Brief = Write every record out again exactly, and keep images out of it.

Records from a dataset:
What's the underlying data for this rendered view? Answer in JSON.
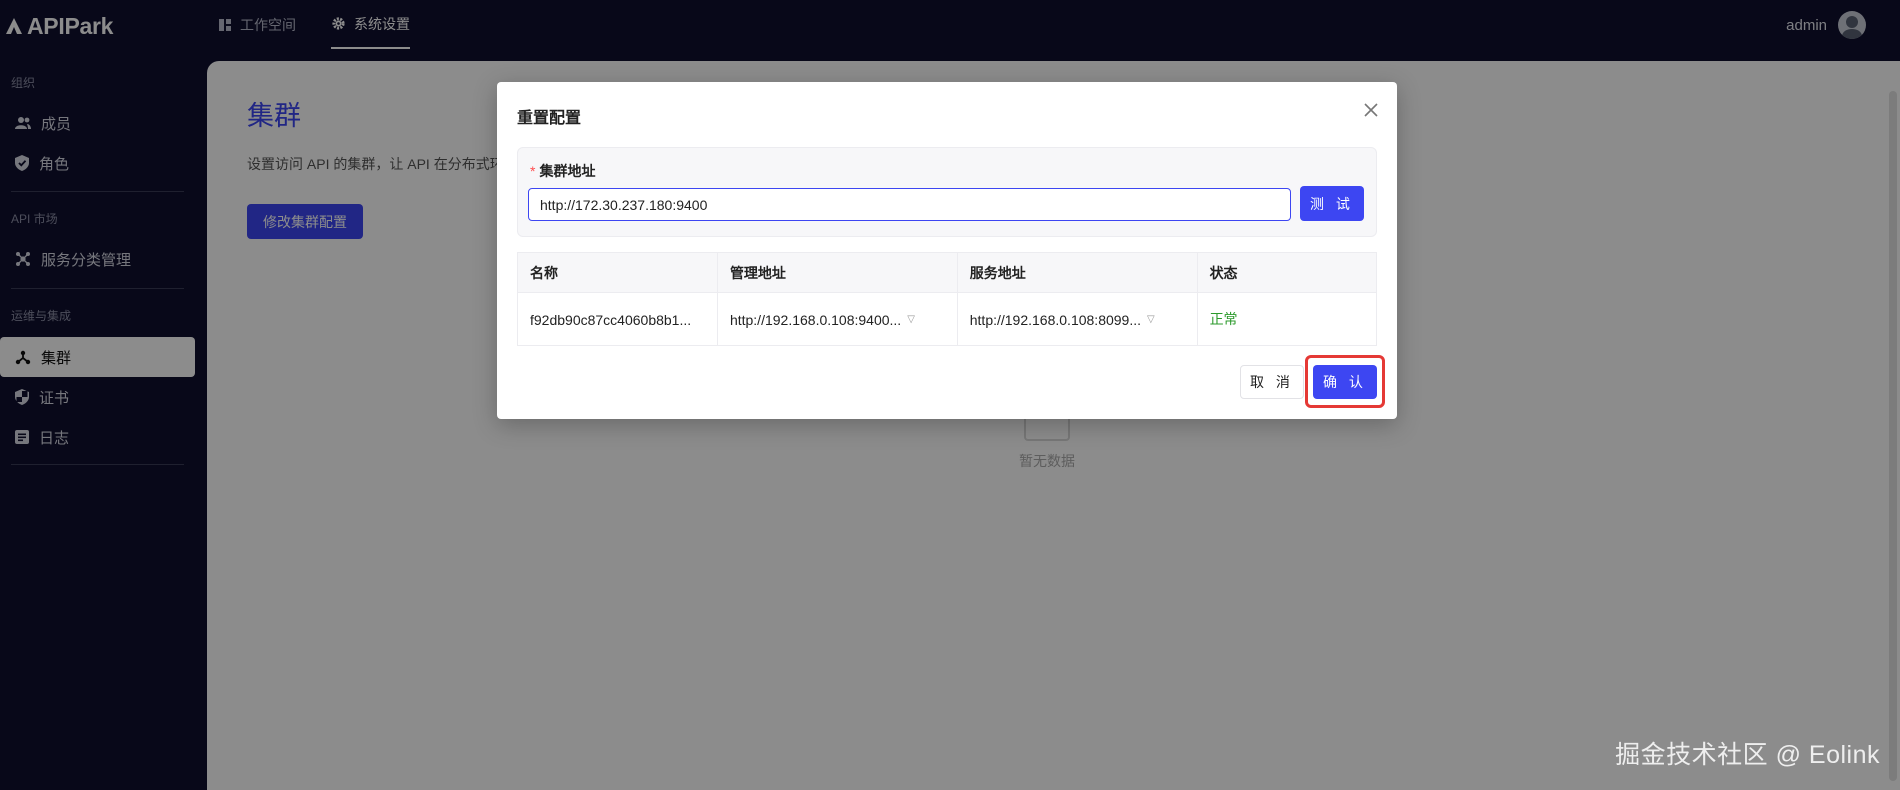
{
  "header": {
    "logo_text": "APIPark",
    "tabs": [
      {
        "label": "工作空间",
        "icon": "dashboard-icon"
      },
      {
        "label": "系统设置",
        "icon": "gear-icon",
        "active": true
      }
    ],
    "user": {
      "name": "admin"
    }
  },
  "sidebar": {
    "sections": [
      {
        "title": "组织",
        "items": [
          {
            "label": "成员",
            "icon": "members-icon"
          },
          {
            "label": "角色",
            "icon": "shield-check-icon"
          }
        ]
      },
      {
        "title": "API 市场",
        "items": [
          {
            "label": "服务分类管理",
            "icon": "category-icon"
          }
        ]
      },
      {
        "title": "运维与集成",
        "items": [
          {
            "label": "集群",
            "icon": "cluster-icon",
            "active": true
          },
          {
            "label": "证书",
            "icon": "certificate-icon"
          },
          {
            "label": "日志",
            "icon": "log-icon"
          }
        ]
      }
    ]
  },
  "main": {
    "title": "集群",
    "description": "设置访问 API 的集群，让 API 在分布式环",
    "edit_button": "修改集群配置",
    "empty_text": "暂无数据"
  },
  "modal": {
    "title": "重置配置",
    "field_required_mark": "*",
    "field_label": "集群地址",
    "field_value": "http://172.30.237.180:9400",
    "test_button": "测 试",
    "table": {
      "headers": [
        "名称",
        "管理地址",
        "服务地址",
        "状态"
      ],
      "rows": [
        {
          "name": "f92db90c87cc4060b8b1...",
          "admin_address": "http://192.168.0.108:9400...",
          "service_address": "http://192.168.0.108:8099...",
          "status": "正常"
        }
      ]
    },
    "cancel_button": "取 消",
    "confirm_button": "确 认"
  },
  "watermark": "掘金技术社区 @ Eolink",
  "colors": {
    "nav_bg": "#0f0f2e",
    "accent": "#3d46f2",
    "status_ok": "#2b9a2b",
    "highlight": "#e53935"
  }
}
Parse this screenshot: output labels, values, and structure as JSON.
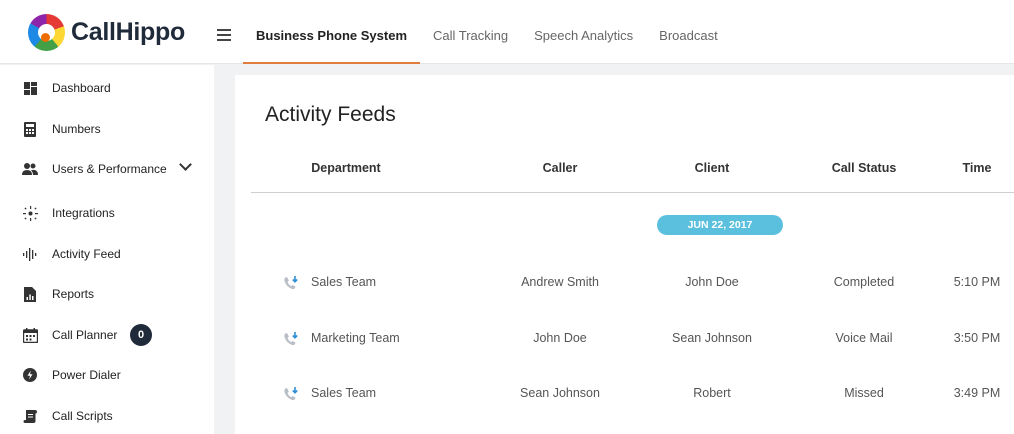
{
  "app": {
    "name": "CallHippo"
  },
  "header": {
    "tabs": [
      {
        "label": "Business Phone System",
        "active": true
      },
      {
        "label": "Call Tracking",
        "active": false
      },
      {
        "label": "Speech Analytics",
        "active": false
      },
      {
        "label": "Broadcast",
        "active": false
      }
    ]
  },
  "sidebar": {
    "items": [
      {
        "label": "Dashboard",
        "icon": "dashboard-icon"
      },
      {
        "label": "Numbers",
        "icon": "numbers-icon"
      },
      {
        "label": "Users & Performance",
        "icon": "users-icon"
      },
      {
        "label": "Integrations",
        "icon": "integrations-icon"
      },
      {
        "label": "Activity Feed",
        "icon": "activity-feed-icon"
      },
      {
        "label": "Reports",
        "icon": "reports-icon"
      },
      {
        "label": "Call Planner",
        "icon": "call-planner-icon",
        "badge": "0"
      },
      {
        "label": "Power Dialer",
        "icon": "power-dialer-icon"
      },
      {
        "label": "Call Scripts",
        "icon": "call-scripts-icon"
      }
    ]
  },
  "main": {
    "title": "Activity Feeds",
    "columns": [
      "Department",
      "Caller",
      "Client",
      "Call Status",
      "Time"
    ],
    "date_group": "JUN 22, 2017",
    "rows": [
      {
        "department": "Sales Team",
        "caller": "Andrew Smith",
        "client": "John Doe",
        "status": "Completed",
        "time": "5:10 PM"
      },
      {
        "department": "Marketing Team",
        "caller": "John Doe",
        "client": "Sean Johnson",
        "status": "Voice Mail",
        "time": "3:50 PM"
      },
      {
        "department": "Sales Team",
        "caller": "Sean Johnson",
        "client": "Robert",
        "status": "Missed",
        "time": "3:49 PM"
      }
    ]
  },
  "colors": {
    "accent": "#e07c3e",
    "date_pill": "#5bc0de",
    "badge": "#1f2a3a",
    "incoming_call": "#2d8fd6"
  }
}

Exercise response =
What's the underlying data for this rendered view? Answer in JSON.
{
  "header": {
    "logo_text": "APIPark",
    "tabs": [
      {
        "label": "工作空间",
        "icon": "dashboard-icon"
      },
      {
        "label": "系统设置",
        "icon": "gear-icon",
        "active": true
      }
    ],
    "user": {
      "name": "admin"
    }
  },
  "sidebar": {
    "sections": [
      {
        "title": "组织",
        "items": [
          {
            "label": "成员",
            "icon": "members-icon"
          },
          {
            "label": "角色",
            "icon": "shield-check-icon"
          }
        ]
      },
      {
        "title": "API 市场",
        "items": [
          {
            "label": "服务分类管理",
            "icon": "category-icon"
          }
        ]
      },
      {
        "title": "运维与集成",
        "items": [
          {
            "label": "集群",
            "icon": "cluster-icon",
            "active": true
          },
          {
            "label": "证书",
            "icon": "certificate-icon"
          },
          {
            "label": "日志",
            "icon": "log-icon"
          }
        ]
      }
    ]
  },
  "main": {
    "title": "集群",
    "description": "设置访问 API 的集群，让 API 在分布式环",
    "edit_button": "修改集群配置",
    "empty_text": "暂无数据"
  },
  "modal": {
    "title": "重置配置",
    "field_required_mark": "*",
    "field_label": "集群地址",
    "field_value": "http://172.30.237.180:9400",
    "test_button": "测 试",
    "table": {
      "headers": [
        "名称",
        "管理地址",
        "服务地址",
        "状态"
      ],
      "rows": [
        {
          "name": "f92db90c87cc4060b8b1...",
          "admin_address": "http://192.168.0.108:9400...",
          "service_address": "http://192.168.0.108:8099...",
          "status": "正常"
        }
      ]
    },
    "cancel_button": "取 消",
    "confirm_button": "确 认"
  },
  "watermark": "掘金技术社区 @ Eolink",
  "colors": {
    "nav_bg": "#0f0f2e",
    "accent": "#3d46f2",
    "status_ok": "#2b9a2b",
    "highlight": "#e53935"
  }
}
Parse this screenshot: output labels, values, and structure as JSON.
{
  "app": {
    "name": "CallHippo"
  },
  "header": {
    "tabs": [
      {
        "label": "Business Phone System",
        "active": true
      },
      {
        "label": "Call Tracking",
        "active": false
      },
      {
        "label": "Speech Analytics",
        "active": false
      },
      {
        "label": "Broadcast",
        "active": false
      }
    ]
  },
  "sidebar": {
    "items": [
      {
        "label": "Dashboard",
        "icon": "dashboard-icon"
      },
      {
        "label": "Numbers",
        "icon": "numbers-icon"
      },
      {
        "label": "Users & Performance",
        "icon": "users-icon"
      },
      {
        "label": "Integrations",
        "icon": "integrations-icon"
      },
      {
        "label": "Activity Feed",
        "icon": "activity-feed-icon"
      },
      {
        "label": "Reports",
        "icon": "reports-icon"
      },
      {
        "label": "Call Planner",
        "icon": "call-planner-icon",
        "badge": "0"
      },
      {
        "label": "Power Dialer",
        "icon": "power-dialer-icon"
      },
      {
        "label": "Call Scripts",
        "icon": "call-scripts-icon"
      }
    ]
  },
  "main": {
    "title": "Activity Feeds",
    "columns": [
      "Department",
      "Caller",
      "Client",
      "Call Status",
      "Time"
    ],
    "date_group": "JUN 22, 2017",
    "rows": [
      {
        "department": "Sales Team",
        "caller": "Andrew Smith",
        "client": "John Doe",
        "status": "Completed",
        "time": "5:10 PM"
      },
      {
        "department": "Marketing Team",
        "caller": "John Doe",
        "client": "Sean Johnson",
        "status": "Voice Mail",
        "time": "3:50 PM"
      },
      {
        "department": "Sales Team",
        "caller": "Sean Johnson",
        "client": "Robert",
        "status": "Missed",
        "time": "3:49 PM"
      }
    ]
  },
  "colors": {
    "accent": "#e07c3e",
    "date_pill": "#5bc0de",
    "badge": "#1f2a3a",
    "incoming_call": "#2d8fd6"
  }
}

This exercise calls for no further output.